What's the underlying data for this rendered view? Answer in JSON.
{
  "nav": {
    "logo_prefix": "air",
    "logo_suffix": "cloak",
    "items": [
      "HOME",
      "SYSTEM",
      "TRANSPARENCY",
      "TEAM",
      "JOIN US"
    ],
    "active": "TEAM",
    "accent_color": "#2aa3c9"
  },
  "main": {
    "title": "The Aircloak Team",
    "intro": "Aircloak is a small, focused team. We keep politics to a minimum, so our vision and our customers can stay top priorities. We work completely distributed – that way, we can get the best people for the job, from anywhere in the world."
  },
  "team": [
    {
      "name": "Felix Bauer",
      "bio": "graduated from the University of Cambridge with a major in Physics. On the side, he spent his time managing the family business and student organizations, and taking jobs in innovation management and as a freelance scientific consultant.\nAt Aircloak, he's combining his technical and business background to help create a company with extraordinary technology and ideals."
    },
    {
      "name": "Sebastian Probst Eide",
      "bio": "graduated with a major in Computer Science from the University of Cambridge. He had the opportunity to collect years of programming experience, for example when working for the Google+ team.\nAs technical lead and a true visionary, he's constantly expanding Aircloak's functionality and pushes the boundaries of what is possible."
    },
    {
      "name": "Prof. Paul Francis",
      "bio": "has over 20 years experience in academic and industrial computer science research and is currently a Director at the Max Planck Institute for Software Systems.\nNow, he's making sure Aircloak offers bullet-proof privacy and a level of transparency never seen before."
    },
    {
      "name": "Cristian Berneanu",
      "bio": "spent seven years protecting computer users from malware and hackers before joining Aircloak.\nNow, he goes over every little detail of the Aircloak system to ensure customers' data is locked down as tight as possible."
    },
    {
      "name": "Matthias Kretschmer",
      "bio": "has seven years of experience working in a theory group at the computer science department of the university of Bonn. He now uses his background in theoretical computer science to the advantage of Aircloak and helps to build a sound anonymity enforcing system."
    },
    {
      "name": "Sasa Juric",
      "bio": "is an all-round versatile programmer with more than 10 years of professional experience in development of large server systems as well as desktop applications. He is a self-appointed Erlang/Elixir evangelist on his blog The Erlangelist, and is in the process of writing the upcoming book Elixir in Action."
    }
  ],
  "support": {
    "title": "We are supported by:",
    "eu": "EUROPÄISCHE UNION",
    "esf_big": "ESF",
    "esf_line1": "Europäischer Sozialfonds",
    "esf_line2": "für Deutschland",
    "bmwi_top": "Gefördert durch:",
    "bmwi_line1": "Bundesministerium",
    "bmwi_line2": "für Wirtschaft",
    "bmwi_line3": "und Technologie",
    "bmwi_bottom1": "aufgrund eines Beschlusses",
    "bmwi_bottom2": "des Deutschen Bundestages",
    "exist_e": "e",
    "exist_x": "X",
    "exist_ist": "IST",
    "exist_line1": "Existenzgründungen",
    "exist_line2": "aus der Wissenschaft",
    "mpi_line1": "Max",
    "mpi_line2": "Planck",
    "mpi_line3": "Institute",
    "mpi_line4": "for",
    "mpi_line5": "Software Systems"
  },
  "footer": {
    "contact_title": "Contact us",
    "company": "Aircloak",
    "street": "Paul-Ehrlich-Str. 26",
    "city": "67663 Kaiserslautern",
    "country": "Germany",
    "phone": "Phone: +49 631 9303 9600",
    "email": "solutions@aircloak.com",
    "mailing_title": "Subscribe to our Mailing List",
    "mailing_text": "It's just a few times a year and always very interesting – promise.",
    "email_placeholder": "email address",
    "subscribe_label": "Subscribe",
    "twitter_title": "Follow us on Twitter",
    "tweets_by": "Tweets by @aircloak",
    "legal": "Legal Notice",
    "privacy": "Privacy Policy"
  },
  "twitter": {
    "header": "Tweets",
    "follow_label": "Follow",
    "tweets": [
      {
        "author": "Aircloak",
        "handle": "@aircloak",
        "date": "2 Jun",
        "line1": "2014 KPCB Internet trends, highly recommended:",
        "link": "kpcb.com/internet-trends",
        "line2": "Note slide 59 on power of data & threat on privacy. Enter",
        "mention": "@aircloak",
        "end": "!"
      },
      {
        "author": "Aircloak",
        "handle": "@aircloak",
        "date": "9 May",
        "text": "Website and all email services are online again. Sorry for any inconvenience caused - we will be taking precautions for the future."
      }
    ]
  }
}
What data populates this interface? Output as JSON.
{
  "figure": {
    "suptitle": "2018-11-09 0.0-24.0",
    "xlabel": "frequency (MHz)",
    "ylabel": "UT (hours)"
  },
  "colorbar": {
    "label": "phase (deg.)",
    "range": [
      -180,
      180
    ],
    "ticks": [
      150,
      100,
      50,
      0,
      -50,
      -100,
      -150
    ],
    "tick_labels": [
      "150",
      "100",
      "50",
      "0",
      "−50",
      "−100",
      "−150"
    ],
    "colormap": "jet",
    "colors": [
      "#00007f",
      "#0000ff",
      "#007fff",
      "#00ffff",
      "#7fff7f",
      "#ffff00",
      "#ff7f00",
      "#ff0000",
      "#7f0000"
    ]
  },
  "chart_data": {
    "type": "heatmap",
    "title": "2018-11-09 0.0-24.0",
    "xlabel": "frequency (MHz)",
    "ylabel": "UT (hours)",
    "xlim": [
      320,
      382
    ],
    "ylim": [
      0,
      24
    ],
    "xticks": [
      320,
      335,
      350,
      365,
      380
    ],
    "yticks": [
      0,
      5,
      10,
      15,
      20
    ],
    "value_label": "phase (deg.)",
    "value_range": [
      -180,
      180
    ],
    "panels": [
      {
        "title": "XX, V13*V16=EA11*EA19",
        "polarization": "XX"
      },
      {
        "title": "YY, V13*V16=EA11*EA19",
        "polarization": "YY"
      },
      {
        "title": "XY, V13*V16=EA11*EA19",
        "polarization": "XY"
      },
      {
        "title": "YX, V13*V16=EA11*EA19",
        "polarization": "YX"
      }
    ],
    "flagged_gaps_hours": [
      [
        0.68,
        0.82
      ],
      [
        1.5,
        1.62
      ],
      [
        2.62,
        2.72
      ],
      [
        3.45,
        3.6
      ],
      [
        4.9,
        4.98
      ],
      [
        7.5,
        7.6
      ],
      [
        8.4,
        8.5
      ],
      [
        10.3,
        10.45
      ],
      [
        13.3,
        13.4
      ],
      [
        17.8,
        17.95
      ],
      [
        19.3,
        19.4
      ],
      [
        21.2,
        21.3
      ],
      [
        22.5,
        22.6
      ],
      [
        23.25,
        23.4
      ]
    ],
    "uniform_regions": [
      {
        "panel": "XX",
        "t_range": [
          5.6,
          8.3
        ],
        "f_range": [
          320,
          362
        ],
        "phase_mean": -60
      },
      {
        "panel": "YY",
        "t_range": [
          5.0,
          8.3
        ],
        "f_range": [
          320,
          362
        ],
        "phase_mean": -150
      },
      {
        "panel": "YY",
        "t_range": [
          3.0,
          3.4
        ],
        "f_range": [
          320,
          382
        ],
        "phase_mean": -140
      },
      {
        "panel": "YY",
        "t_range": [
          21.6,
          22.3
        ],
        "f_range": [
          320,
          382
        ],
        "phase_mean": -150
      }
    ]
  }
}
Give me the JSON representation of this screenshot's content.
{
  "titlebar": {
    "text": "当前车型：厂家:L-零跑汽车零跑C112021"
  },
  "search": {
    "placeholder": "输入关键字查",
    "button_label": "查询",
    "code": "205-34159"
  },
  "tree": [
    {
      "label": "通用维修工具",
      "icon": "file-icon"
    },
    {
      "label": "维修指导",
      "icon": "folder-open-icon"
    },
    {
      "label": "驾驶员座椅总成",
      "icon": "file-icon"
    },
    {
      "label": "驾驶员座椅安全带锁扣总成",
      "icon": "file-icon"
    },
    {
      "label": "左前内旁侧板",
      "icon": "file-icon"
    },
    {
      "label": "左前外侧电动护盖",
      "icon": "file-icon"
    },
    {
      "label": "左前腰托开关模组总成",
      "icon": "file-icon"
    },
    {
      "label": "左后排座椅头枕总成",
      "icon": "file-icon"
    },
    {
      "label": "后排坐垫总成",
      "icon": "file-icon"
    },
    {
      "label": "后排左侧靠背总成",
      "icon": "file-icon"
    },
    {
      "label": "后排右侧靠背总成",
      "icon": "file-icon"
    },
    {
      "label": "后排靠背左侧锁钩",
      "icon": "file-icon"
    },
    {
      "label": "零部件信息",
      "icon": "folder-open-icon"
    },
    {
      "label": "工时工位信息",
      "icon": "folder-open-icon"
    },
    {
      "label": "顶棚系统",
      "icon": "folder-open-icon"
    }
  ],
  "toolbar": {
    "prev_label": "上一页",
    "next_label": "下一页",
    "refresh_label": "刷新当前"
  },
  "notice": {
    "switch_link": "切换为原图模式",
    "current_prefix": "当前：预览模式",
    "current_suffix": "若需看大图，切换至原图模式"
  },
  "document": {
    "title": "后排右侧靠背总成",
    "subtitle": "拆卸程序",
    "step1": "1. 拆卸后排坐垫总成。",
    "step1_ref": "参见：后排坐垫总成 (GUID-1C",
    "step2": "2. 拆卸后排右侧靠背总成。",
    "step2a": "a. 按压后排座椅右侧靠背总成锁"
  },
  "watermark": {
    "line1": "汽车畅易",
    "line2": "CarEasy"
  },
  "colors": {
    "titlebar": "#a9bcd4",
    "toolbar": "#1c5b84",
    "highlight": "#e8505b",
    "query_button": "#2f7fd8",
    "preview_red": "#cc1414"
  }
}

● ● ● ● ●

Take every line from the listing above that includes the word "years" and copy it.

      "bio": "graduated with a major in Computer Science from the University of Cambridge. He had the opportunity to collect years of programming experience, for example when working for the Google+ team.\nAs technical lead and a true visionary, he's constantly expanding Aircloak's functionality and pushes the boundaries of what is possible."
      "bio": "has over 20 years experience in academic and industrial computer science research and is currently a Director at the Max Planck Institute for Software Systems.\nNow, he's making sure Aircloak offers bullet-proof privacy and a level of transparency never seen before."
      "bio": "spent seven years protecting computer users from malware and hackers before joining Aircloak.\nNow, he goes over every little detail of the Aircloak system to ensure customers' data is locked down as tight as possible."
      "bio": "has seven years of experience working in a theory group at the computer science department of the university of Bonn. He now uses his background in theoretical computer science to the advantage of Aircloak and helps to build a sound anonymity enforcing system."
      "bio": "is an all-round versatile programmer with more than 10 years of professional experience in development of large server systems as well as desktop applications. He is a self-appointed Erlang/Elixir evangelist on his blog The Erlangelist, and is in the process of writing the upcoming book Elixir in Action."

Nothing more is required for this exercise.